(Records drawn from a dataset)
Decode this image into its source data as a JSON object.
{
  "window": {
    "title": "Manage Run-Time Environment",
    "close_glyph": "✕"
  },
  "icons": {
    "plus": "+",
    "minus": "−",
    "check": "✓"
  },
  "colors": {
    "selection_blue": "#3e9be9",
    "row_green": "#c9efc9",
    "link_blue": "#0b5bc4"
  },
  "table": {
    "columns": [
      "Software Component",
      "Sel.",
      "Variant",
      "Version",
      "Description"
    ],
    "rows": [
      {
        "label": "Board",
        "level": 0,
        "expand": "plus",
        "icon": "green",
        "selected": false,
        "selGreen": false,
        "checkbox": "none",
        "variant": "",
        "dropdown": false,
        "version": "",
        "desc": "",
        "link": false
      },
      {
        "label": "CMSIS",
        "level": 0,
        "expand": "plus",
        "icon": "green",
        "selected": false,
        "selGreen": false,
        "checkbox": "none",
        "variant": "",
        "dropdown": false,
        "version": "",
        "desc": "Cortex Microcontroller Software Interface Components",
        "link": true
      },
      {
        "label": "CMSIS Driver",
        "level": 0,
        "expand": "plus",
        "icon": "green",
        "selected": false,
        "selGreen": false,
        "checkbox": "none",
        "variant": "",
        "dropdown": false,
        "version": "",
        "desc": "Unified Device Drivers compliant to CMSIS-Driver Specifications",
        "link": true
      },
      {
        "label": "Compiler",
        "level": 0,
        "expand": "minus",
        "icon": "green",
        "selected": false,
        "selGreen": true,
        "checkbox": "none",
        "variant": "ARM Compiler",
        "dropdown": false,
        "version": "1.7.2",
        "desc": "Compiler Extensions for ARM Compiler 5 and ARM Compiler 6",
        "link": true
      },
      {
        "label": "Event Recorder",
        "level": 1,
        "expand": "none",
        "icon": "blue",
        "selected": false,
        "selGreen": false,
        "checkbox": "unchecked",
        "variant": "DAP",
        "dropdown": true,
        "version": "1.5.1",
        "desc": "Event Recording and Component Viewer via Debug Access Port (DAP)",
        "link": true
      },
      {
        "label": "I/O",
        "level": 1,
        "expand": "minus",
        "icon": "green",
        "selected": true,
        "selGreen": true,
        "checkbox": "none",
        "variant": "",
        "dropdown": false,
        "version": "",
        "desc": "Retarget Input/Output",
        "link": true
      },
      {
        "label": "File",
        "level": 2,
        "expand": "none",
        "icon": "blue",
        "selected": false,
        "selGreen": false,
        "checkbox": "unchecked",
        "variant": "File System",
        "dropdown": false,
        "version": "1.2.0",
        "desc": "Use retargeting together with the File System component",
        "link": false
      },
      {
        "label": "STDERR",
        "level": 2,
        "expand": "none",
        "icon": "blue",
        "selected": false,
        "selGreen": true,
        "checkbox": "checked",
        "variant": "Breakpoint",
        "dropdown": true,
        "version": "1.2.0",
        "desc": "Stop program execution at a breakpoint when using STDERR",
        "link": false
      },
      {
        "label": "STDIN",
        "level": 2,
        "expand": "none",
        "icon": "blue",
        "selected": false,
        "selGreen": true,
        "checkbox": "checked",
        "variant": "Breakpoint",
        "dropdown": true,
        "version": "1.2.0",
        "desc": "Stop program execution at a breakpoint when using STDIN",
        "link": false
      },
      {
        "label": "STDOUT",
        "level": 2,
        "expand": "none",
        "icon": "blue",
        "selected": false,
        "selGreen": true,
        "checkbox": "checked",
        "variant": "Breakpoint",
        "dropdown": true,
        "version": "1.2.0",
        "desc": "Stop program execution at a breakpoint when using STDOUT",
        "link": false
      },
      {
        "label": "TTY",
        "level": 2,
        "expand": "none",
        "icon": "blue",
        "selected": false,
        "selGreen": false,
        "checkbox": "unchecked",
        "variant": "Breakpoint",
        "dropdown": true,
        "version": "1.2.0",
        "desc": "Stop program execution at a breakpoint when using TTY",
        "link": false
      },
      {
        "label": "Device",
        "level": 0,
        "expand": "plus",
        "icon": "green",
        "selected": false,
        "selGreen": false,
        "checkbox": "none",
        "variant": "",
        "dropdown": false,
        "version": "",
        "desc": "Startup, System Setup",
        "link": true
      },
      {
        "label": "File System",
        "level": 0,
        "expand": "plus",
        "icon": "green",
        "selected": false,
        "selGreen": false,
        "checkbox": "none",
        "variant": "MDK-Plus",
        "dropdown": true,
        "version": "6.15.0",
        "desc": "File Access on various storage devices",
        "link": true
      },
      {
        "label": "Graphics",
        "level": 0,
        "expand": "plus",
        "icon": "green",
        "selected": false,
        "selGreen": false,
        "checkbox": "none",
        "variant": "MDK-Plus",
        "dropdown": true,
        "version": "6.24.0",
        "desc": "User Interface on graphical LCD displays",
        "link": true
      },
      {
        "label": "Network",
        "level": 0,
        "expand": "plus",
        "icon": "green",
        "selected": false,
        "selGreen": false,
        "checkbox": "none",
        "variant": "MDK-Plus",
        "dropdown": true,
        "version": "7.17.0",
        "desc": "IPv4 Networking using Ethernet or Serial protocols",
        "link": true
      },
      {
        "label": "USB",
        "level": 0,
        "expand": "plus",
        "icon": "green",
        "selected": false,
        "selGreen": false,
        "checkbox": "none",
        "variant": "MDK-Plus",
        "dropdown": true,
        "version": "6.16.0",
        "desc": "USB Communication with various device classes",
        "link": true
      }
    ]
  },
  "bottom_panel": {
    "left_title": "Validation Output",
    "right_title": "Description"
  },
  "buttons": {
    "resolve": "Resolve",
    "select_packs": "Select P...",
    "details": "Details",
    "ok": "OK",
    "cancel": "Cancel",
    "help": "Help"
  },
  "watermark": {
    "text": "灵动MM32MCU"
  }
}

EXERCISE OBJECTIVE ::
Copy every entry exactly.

WRITTEN ANSWER ::
Decode this image into its source data as a JSON object.
{
  "window": {
    "title": "Manage Run-Time Environment",
    "close_glyph": "✕"
  },
  "icons": {
    "plus": "+",
    "minus": "−",
    "check": "✓"
  },
  "colors": {
    "selection_blue": "#3e9be9",
    "row_green": "#c9efc9",
    "link_blue": "#0b5bc4"
  },
  "table": {
    "columns": [
      "Software Component",
      "Sel.",
      "Variant",
      "Version",
      "Description"
    ],
    "rows": [
      {
        "label": "Board",
        "level": 0,
        "expand": "plus",
        "icon": "green",
        "selected": false,
        "selGreen": false,
        "checkbox": "none",
        "variant": "",
        "dropdown": false,
        "version": "",
        "desc": "",
        "link": false
      },
      {
        "label": "CMSIS",
        "level": 0,
        "expand": "plus",
        "icon": "green",
        "selected": false,
        "selGreen": false,
        "checkbox": "none",
        "variant": "",
        "dropdown": false,
        "version": "",
        "desc": "Cortex Microcontroller Software Interface Components",
        "link": true
      },
      {
        "label": "CMSIS Driver",
        "level": 0,
        "expand": "plus",
        "icon": "green",
        "selected": false,
        "selGreen": false,
        "checkbox": "none",
        "variant": "",
        "dropdown": false,
        "version": "",
        "desc": "Unified Device Drivers compliant to CMSIS-Driver Specifications",
        "link": true
      },
      {
        "label": "Compiler",
        "level": 0,
        "expand": "minus",
        "icon": "green",
        "selected": false,
        "selGreen": true,
        "checkbox": "none",
        "variant": "ARM Compiler",
        "dropdown": false,
        "version": "1.7.2",
        "desc": "Compiler Extensions for ARM Compiler 5 and ARM Compiler 6",
        "link": true
      },
      {
        "label": "Event Recorder",
        "level": 1,
        "expand": "none",
        "icon": "blue",
        "selected": false,
        "selGreen": false,
        "checkbox": "unchecked",
        "variant": "DAP",
        "dropdown": true,
        "version": "1.5.1",
        "desc": "Event Recording and Component Viewer via Debug Access Port (DAP)",
        "link": true
      },
      {
        "label": "I/O",
        "level": 1,
        "expand": "minus",
        "icon": "green",
        "selected": true,
        "selGreen": true,
        "checkbox": "none",
        "variant": "",
        "dropdown": false,
        "version": "",
        "desc": "Retarget Input/Output",
        "link": true
      },
      {
        "label": "File",
        "level": 2,
        "expand": "none",
        "icon": "blue",
        "selected": false,
        "selGreen": false,
        "checkbox": "unchecked",
        "variant": "File System",
        "dropdown": false,
        "version": "1.2.0",
        "desc": "Use retargeting together with the File System component",
        "link": false
      },
      {
        "label": "STDERR",
        "level": 2,
        "expand": "none",
        "icon": "blue",
        "selected": false,
        "selGreen": true,
        "checkbox": "checked",
        "variant": "Breakpoint",
        "dropdown": true,
        "version": "1.2.0",
        "desc": "Stop program execution at a breakpoint when using STDERR",
        "link": false
      },
      {
        "label": "STDIN",
        "level": 2,
        "expand": "none",
        "icon": "blue",
        "selected": false,
        "selGreen": true,
        "checkbox": "checked",
        "variant": "Breakpoint",
        "dropdown": true,
        "version": "1.2.0",
        "desc": "Stop program execution at a breakpoint when using STDIN",
        "link": false
      },
      {
        "label": "STDOUT",
        "level": 2,
        "expand": "none",
        "icon": "blue",
        "selected": false,
        "selGreen": true,
        "checkbox": "checked",
        "variant": "Breakpoint",
        "dropdown": true,
        "version": "1.2.0",
        "desc": "Stop program execution at a breakpoint when using STDOUT",
        "link": false
      },
      {
        "label": "TTY",
        "level": 2,
        "expand": "none",
        "icon": "blue",
        "selected": false,
        "selGreen": false,
        "checkbox": "unchecked",
        "variant": "Breakpoint",
        "dropdown": true,
        "version": "1.2.0",
        "desc": "Stop program execution at a breakpoint when using TTY",
        "link": false
      },
      {
        "label": "Device",
        "level": 0,
        "expand": "plus",
        "icon": "green",
        "selected": false,
        "selGreen": false,
        "checkbox": "none",
        "variant": "",
        "dropdown": false,
        "version": "",
        "desc": "Startup, System Setup",
        "link": true
      },
      {
        "label": "File System",
        "level": 0,
        "expand": "plus",
        "icon": "green",
        "selected": false,
        "selGreen": false,
        "checkbox": "none",
        "variant": "MDK-Plus",
        "dropdown": true,
        "version": "6.15.0",
        "desc": "File Access on various storage devices",
        "link": true
      },
      {
        "label": "Graphics",
        "level": 0,
        "expand": "plus",
        "icon": "green",
        "selected": false,
        "selGreen": false,
        "checkbox": "none",
        "variant": "MDK-Plus",
        "dropdown": true,
        "version": "6.24.0",
        "desc": "User Interface on graphical LCD displays",
        "link": true
      },
      {
        "label": "Network",
        "level": 0,
        "expand": "plus",
        "icon": "green",
        "selected": false,
        "selGreen": false,
        "checkbox": "none",
        "variant": "MDK-Plus",
        "dropdown": true,
        "version": "7.17.0",
        "desc": "IPv4 Networking using Ethernet or Serial protocols",
        "link": true
      },
      {
        "label": "USB",
        "level": 0,
        "expand": "plus",
        "icon": "green",
        "selected": false,
        "selGreen": false,
        "checkbox": "none",
        "variant": "MDK-Plus",
        "dropdown": true,
        "version": "6.16.0",
        "desc": "USB Communication with various device classes",
        "link": true
      }
    ]
  },
  "bottom_panel": {
    "left_title": "Validation Output",
    "right_title": "Description"
  },
  "buttons": {
    "resolve": "Resolve",
    "select_packs": "Select P...",
    "details": "Details",
    "ok": "OK",
    "cancel": "Cancel",
    "help": "Help"
  },
  "watermark": {
    "text": "灵动MM32MCU"
  }
}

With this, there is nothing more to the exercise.